**HOW TO COMPLETE THIS TASK**: Nothing in the records should change; write them all out exactly.

Segment Start: RECORDS SHOWN

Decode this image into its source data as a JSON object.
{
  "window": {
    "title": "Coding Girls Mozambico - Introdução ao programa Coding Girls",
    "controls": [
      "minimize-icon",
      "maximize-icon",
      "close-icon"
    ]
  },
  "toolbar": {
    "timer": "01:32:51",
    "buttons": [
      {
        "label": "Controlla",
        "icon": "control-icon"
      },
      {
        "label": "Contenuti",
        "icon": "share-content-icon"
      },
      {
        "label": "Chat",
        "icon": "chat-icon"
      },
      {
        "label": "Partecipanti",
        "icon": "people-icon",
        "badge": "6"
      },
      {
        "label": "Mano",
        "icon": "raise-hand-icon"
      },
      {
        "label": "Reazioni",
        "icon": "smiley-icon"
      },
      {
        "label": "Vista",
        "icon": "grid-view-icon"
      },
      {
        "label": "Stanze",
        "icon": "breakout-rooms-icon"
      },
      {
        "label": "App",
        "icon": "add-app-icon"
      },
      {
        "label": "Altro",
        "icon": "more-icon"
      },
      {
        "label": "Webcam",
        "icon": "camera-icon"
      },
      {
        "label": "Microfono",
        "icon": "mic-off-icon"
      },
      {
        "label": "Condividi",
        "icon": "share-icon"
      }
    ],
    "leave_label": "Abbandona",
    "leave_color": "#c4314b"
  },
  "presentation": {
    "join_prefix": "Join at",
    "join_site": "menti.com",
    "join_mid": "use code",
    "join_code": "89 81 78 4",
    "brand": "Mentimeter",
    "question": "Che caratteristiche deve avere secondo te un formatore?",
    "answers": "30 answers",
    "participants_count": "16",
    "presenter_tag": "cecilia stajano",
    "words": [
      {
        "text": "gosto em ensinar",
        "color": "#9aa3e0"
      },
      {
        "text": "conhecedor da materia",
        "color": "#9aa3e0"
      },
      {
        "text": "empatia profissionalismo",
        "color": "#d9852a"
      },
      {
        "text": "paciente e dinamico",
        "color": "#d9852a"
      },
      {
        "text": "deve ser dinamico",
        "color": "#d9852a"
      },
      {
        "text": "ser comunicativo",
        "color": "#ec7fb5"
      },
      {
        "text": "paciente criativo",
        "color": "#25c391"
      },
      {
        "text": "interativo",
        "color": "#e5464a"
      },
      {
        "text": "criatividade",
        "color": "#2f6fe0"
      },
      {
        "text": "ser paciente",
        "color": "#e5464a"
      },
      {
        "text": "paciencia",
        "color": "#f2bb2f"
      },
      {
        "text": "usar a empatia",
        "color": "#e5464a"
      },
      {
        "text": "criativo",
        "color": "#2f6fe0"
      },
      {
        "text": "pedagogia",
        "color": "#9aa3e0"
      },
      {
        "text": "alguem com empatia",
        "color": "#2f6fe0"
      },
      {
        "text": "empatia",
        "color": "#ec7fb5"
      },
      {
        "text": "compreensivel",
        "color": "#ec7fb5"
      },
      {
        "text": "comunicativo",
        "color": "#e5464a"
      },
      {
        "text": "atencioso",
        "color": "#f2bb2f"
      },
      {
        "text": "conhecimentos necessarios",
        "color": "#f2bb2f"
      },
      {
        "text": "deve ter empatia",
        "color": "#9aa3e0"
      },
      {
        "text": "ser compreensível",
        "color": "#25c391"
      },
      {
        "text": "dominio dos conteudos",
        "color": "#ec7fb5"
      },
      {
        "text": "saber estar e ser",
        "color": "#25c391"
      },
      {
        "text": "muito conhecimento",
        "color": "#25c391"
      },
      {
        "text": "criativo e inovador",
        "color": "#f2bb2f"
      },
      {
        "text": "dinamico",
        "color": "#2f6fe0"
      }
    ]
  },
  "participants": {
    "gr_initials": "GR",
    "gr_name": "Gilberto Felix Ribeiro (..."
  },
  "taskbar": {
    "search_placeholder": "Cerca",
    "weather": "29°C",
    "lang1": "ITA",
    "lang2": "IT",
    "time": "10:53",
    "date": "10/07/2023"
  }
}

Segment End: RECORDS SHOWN

**ANSWER AREA**:
Decode this image into its source data as a JSON object.
{
  "window": {
    "title": "Coding Girls Mozambico - Introdução ao programa Coding Girls",
    "controls": [
      "minimize-icon",
      "maximize-icon",
      "close-icon"
    ]
  },
  "toolbar": {
    "timer": "01:32:51",
    "buttons": [
      {
        "label": "Controlla",
        "icon": "control-icon"
      },
      {
        "label": "Contenuti",
        "icon": "share-content-icon"
      },
      {
        "label": "Chat",
        "icon": "chat-icon"
      },
      {
        "label": "Partecipanti",
        "icon": "people-icon",
        "badge": "6"
      },
      {
        "label": "Mano",
        "icon": "raise-hand-icon"
      },
      {
        "label": "Reazioni",
        "icon": "smiley-icon"
      },
      {
        "label": "Vista",
        "icon": "grid-view-icon"
      },
      {
        "label": "Stanze",
        "icon": "breakout-rooms-icon"
      },
      {
        "label": "App",
        "icon": "add-app-icon"
      },
      {
        "label": "Altro",
        "icon": "more-icon"
      },
      {
        "label": "Webcam",
        "icon": "camera-icon"
      },
      {
        "label": "Microfono",
        "icon": "mic-off-icon"
      },
      {
        "label": "Condividi",
        "icon": "share-icon"
      }
    ],
    "leave_label": "Abbandona",
    "leave_color": "#c4314b"
  },
  "presentation": {
    "join_prefix": "Join at",
    "join_site": "menti.com",
    "join_mid": "use code",
    "join_code": "89 81 78 4",
    "brand": "Mentimeter",
    "question": "Che caratteristiche deve avere secondo te un formatore?",
    "answers": "30 answers",
    "participants_count": "16",
    "presenter_tag": "cecilia stajano",
    "words": [
      {
        "text": "gosto em ensinar",
        "color": "#9aa3e0"
      },
      {
        "text": "conhecedor da materia",
        "color": "#9aa3e0"
      },
      {
        "text": "empatia profissionalismo",
        "color": "#d9852a"
      },
      {
        "text": "paciente e dinamico",
        "color": "#d9852a"
      },
      {
        "text": "deve ser dinamico",
        "color": "#d9852a"
      },
      {
        "text": "ser comunicativo",
        "color": "#ec7fb5"
      },
      {
        "text": "paciente criativo",
        "color": "#25c391"
      },
      {
        "text": "interativo",
        "color": "#e5464a"
      },
      {
        "text": "criatividade",
        "color": "#2f6fe0"
      },
      {
        "text": "ser paciente",
        "color": "#e5464a"
      },
      {
        "text": "paciencia",
        "color": "#f2bb2f"
      },
      {
        "text": "usar a empatia",
        "color": "#e5464a"
      },
      {
        "text": "criativo",
        "color": "#2f6fe0"
      },
      {
        "text": "pedagogia",
        "color": "#9aa3e0"
      },
      {
        "text": "alguem com empatia",
        "color": "#2f6fe0"
      },
      {
        "text": "empatia",
        "color": "#ec7fb5"
      },
      {
        "text": "compreensivel",
        "color": "#ec7fb5"
      },
      {
        "text": "comunicativo",
        "color": "#e5464a"
      },
      {
        "text": "atencioso",
        "color": "#f2bb2f"
      },
      {
        "text": "conhecimentos necessarios",
        "color": "#f2bb2f"
      },
      {
        "text": "deve ter empatia",
        "color": "#9aa3e0"
      },
      {
        "text": "ser compreensível",
        "color": "#25c391"
      },
      {
        "text": "dominio dos conteudos",
        "color": "#ec7fb5"
      },
      {
        "text": "saber estar e ser",
        "color": "#25c391"
      },
      {
        "text": "muito conhecimento",
        "color": "#25c391"
      },
      {
        "text": "criativo e inovador",
        "color": "#f2bb2f"
      },
      {
        "text": "dinamico",
        "color": "#2f6fe0"
      }
    ]
  },
  "participants": {
    "gr_initials": "GR",
    "gr_name": "Gilberto Felix Ribeiro (..."
  },
  "taskbar": {
    "search_placeholder": "Cerca",
    "weather": "29°C",
    "lang1": "ITA",
    "lang2": "IT",
    "time": "10:53",
    "date": "10/07/2023"
  }
}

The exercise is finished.